If you're paying off high-interest debt, lack an emergency fund, or are dealing with income insecurity, paying premiums for a life insurance policy may strain your budget. However, you may want to consider life insurance if any of the following situations apply to you:
- You have a family. Term life insurance costs less than a whole life policy; even more so if you're young and generally healthy. If you're looking to provide your family with a safety net should the unthinkable happen, a term policy might be an affordable option. The average monthly premium for a 20-year, $500,000 policy for a healthy 35-year-old male costs about $30, according to Policygenius.
- You're conservative with your money. Those who have their financial ducks in a row might like the idea of accumulating a cash value in a permanent life insurance policy. It offers a way to create a pool of money you can draw on if necessary—or leave to your beneficiaries.
When It Makes More Sense to Invest in Stocks
Like anything else, stock investing has its benefits and drawbacks. It might be right for you if:
- You've got a high tolerance for risk. There's no such thing as a guarantee when investing in stocks. Company performance and economic conditions, among other things, can all influence stock prices. Stocks are inherently risky because there's no protection against loss, and market volatility is par for the course, particularly in the short term.

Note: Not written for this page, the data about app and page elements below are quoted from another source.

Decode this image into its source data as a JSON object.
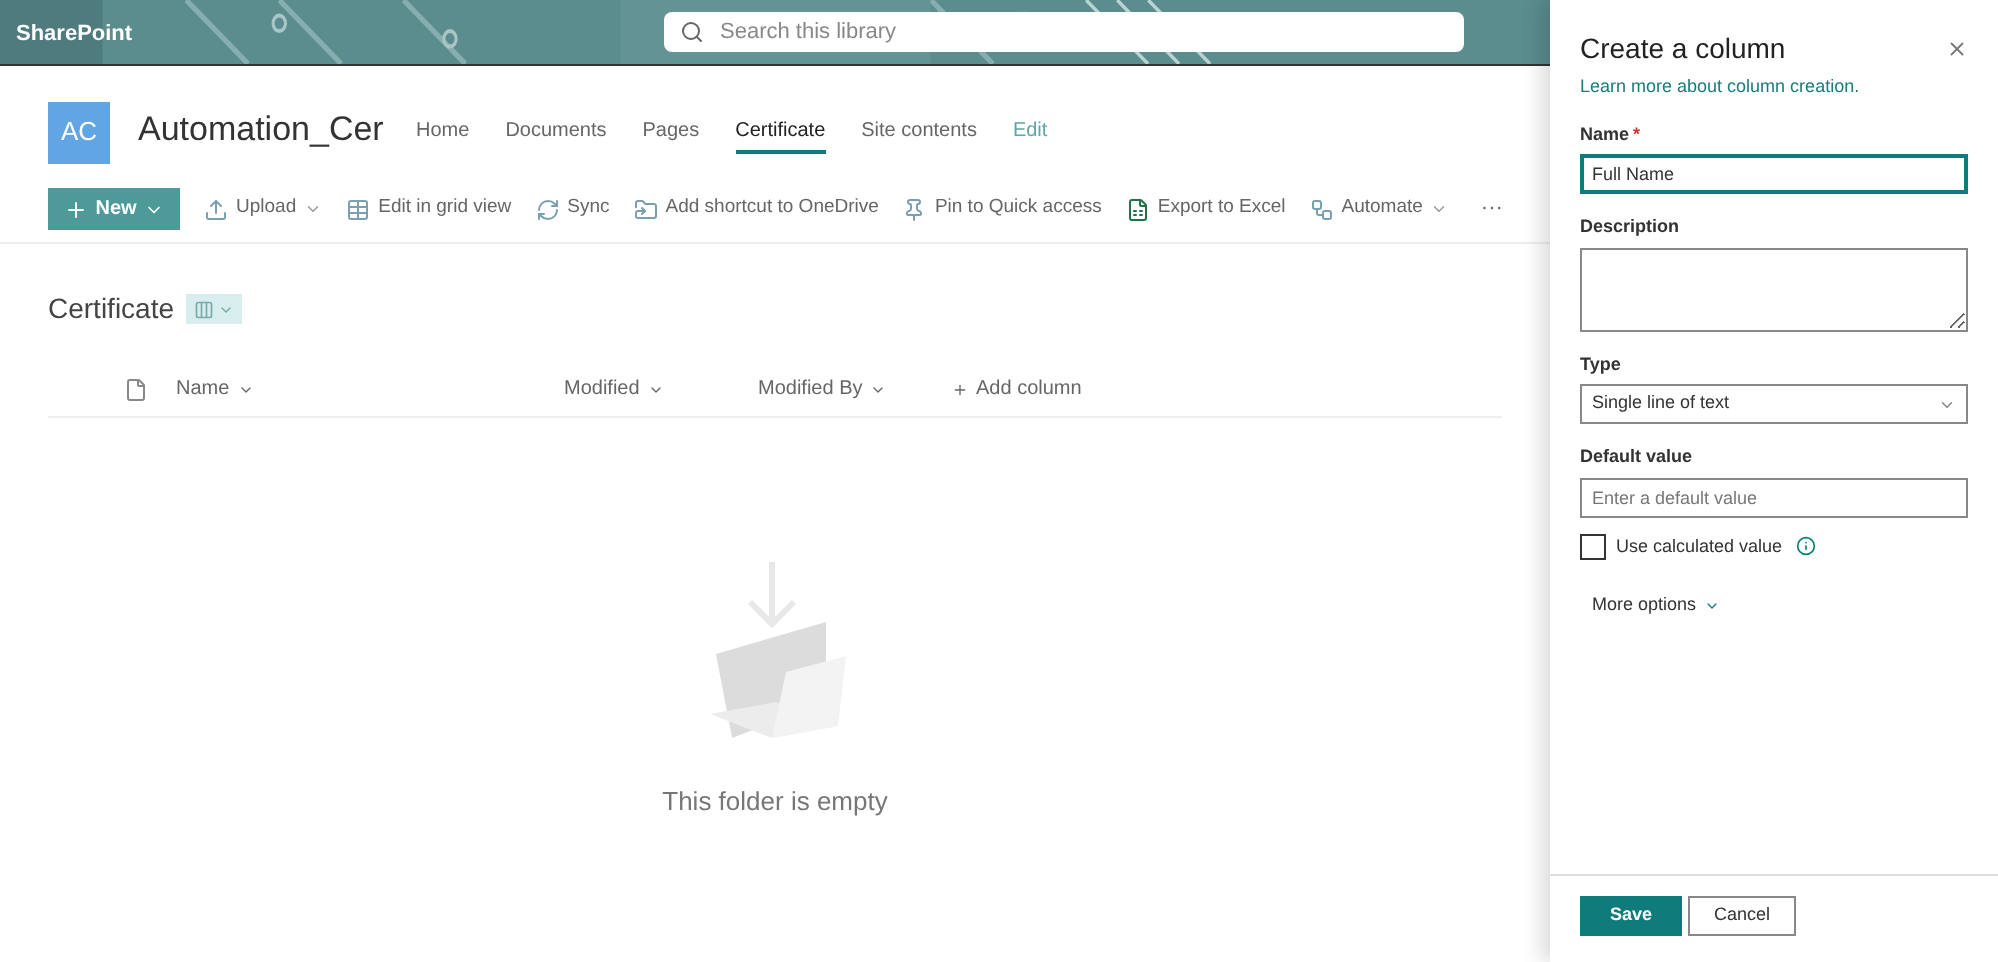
{
  "top_bar": {
    "app_name": "SharePoint",
    "search_placeholder": "Search this library"
  },
  "site": {
    "initials": "AC",
    "title": "Automation_Cer"
  },
  "nav": [
    {
      "label": "Home",
      "selected": false
    },
    {
      "label": "Documents",
      "selected": false
    },
    {
      "label": "Pages",
      "selected": false
    },
    {
      "label": "Certificate",
      "selected": true
    },
    {
      "label": "Site contents",
      "selected": false
    },
    {
      "label": "Edit",
      "selected": false,
      "kind": "link"
    }
  ],
  "toolbar": {
    "new_button": "New",
    "items": [
      {
        "label": "Upload",
        "dropdown": true
      },
      {
        "label": "Edit in grid view",
        "dropdown": false
      },
      {
        "label": "Sync",
        "dropdown": false
      },
      {
        "label": "Add shortcut to OneDrive",
        "dropdown": false
      },
      {
        "label": "Pin to Quick access",
        "dropdown": false
      },
      {
        "label": "Export to Excel",
        "dropdown": false
      },
      {
        "label": "Automate",
        "dropdown": true
      }
    ],
    "more": "···"
  },
  "library": {
    "title": "Certificate",
    "columns": [
      {
        "label": "Name"
      },
      {
        "label": "Modified"
      },
      {
        "label": "Modified By"
      }
    ],
    "add_column": "Add column",
    "empty_message": "This folder is empty"
  },
  "panel": {
    "title": "Create a column",
    "learn_link": "Learn more about column creation.",
    "name_label": "Name",
    "required_mark": "*",
    "name_value": "Full Name",
    "description_label": "Description",
    "type_label": "Type",
    "type_value": "Single line of text",
    "default_label": "Default value",
    "default_placeholder": "Enter a default value",
    "calculated": {
      "label": "Use calculated value",
      "checked": false
    },
    "more_options": "More options",
    "buttons": [
      {
        "label": "Save",
        "kind": "primary"
      },
      {
        "label": "Cancel",
        "kind": "secondary"
      }
    ]
  }
}
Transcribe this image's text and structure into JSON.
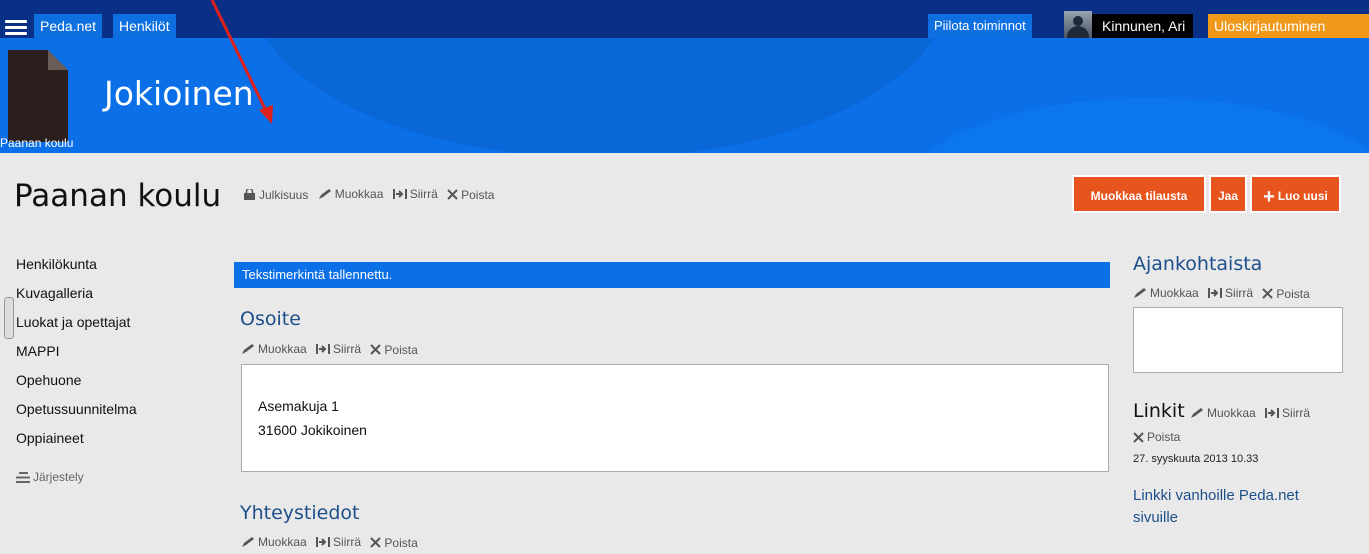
{
  "topbar": {
    "menu_icon": "hamburger-menu-icon",
    "pedanet": "Peda.net",
    "people": "Henkilöt",
    "hide_tools": "Piilota toiminnot",
    "user": "Kinnunen, Ari",
    "logout": "Uloskirjautuminen"
  },
  "banner": {
    "title": "Jokioinen",
    "subtitle": "Paanan koulu",
    "icon": "document-icon"
  },
  "header": {
    "title": "Paanan koulu",
    "actions": {
      "privacy": "Julkisuus",
      "edit": "Muokkaa",
      "move": "Siirrä",
      "delete": "Poista"
    },
    "buttons": {
      "edit_order": "Muokkaa tilausta",
      "share": "Jaa",
      "create_new": "Luo uusi"
    }
  },
  "sidebar": {
    "items": [
      {
        "label": "Henkilökunta"
      },
      {
        "label": "Kuvagalleria"
      },
      {
        "label": "Luokat ja opettajat"
      },
      {
        "label": "MAPPI"
      },
      {
        "label": "Opehuone"
      },
      {
        "label": "Opetussuunnitelma"
      },
      {
        "label": "Oppiaineet"
      }
    ],
    "arrange": "Järjestely"
  },
  "main": {
    "notice": "Tekstimerkintä tallennettu.",
    "address": {
      "title": "Osoite",
      "line1": "Asemakuja 1",
      "line2": "31600 Jokikoinen"
    },
    "contacts": {
      "title": "Yhteystiedot"
    },
    "edit": "Muokkaa",
    "move": "Siirrä",
    "delete": "Poista"
  },
  "right": {
    "news": {
      "title": "Ajankohtaista"
    },
    "links": {
      "title": "Linkit",
      "date": "27. syyskuuta 2013 10.33",
      "link": "Linkki vanhoille Peda.net sivuille"
    },
    "edit": "Muokkaa",
    "move": "Siirrä",
    "delete": "Poista"
  },
  "colors": {
    "topbar": "#0a2f86",
    "banner": "#0b6fe8",
    "accent_button": "#e8541d",
    "logout": "#f09819",
    "link": "#1d4f8b",
    "annotation_arrow": "#e0201b"
  }
}
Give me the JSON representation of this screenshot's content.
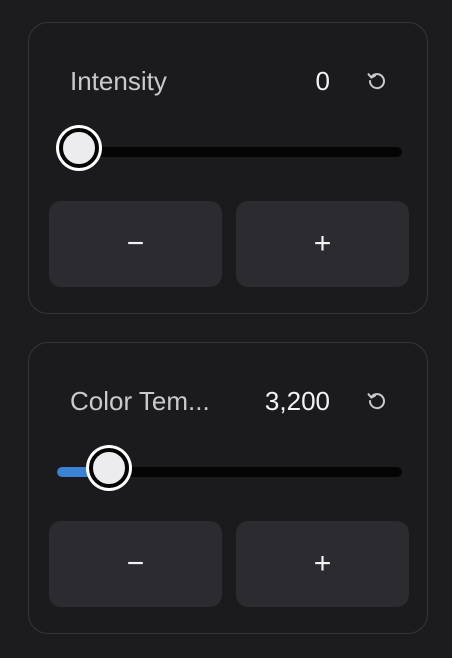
{
  "controls": [
    {
      "label": "Intensity",
      "value": "0",
      "fraction": 0.0,
      "decrement_label": "−",
      "increment_label": "+",
      "reset_icon": "reset-icon"
    },
    {
      "label": "Color Tem...",
      "value": "3,200",
      "fraction": 0.1,
      "decrement_label": "−",
      "increment_label": "+",
      "reset_icon": "reset-icon"
    }
  ],
  "colors": {
    "background": "#1c1c1f",
    "panel_border": "#34343a",
    "button_bg": "#2b2b30",
    "accent": "#3b82d6",
    "track": "#050506"
  }
}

- You're after a better return on your investment. Portfolios consisting of 60% stocks and 40% bonds have produced an average annualized return of around 10% over the past decade, according to investment research company Morningstar. That doesn't guarantee future performance, but with that kind of average return, it's an investment worth considering.
If you're contributing to a 401(k), you're already investing in stocks (typically in the form of mutual funds or ETFs). Before you open a separate brokerage account or try your hand at day trading, however, it's wise to first make sure you're on solid financial ground. This means:
- You manage your monthly budget with ease.
- Your credit card debt is minimal.
- Your emergency fund is going strong.
- You've started saving for retirement.
You may not have to choose between buying life insurance and investing. The two can play different but equally important roles in your long-term financial plan. No matter what, you'll want to establish a strong financial foundation. This goes hand in hand with your credit. Checking your credit score and credit report with Experian is fast, easy—and free.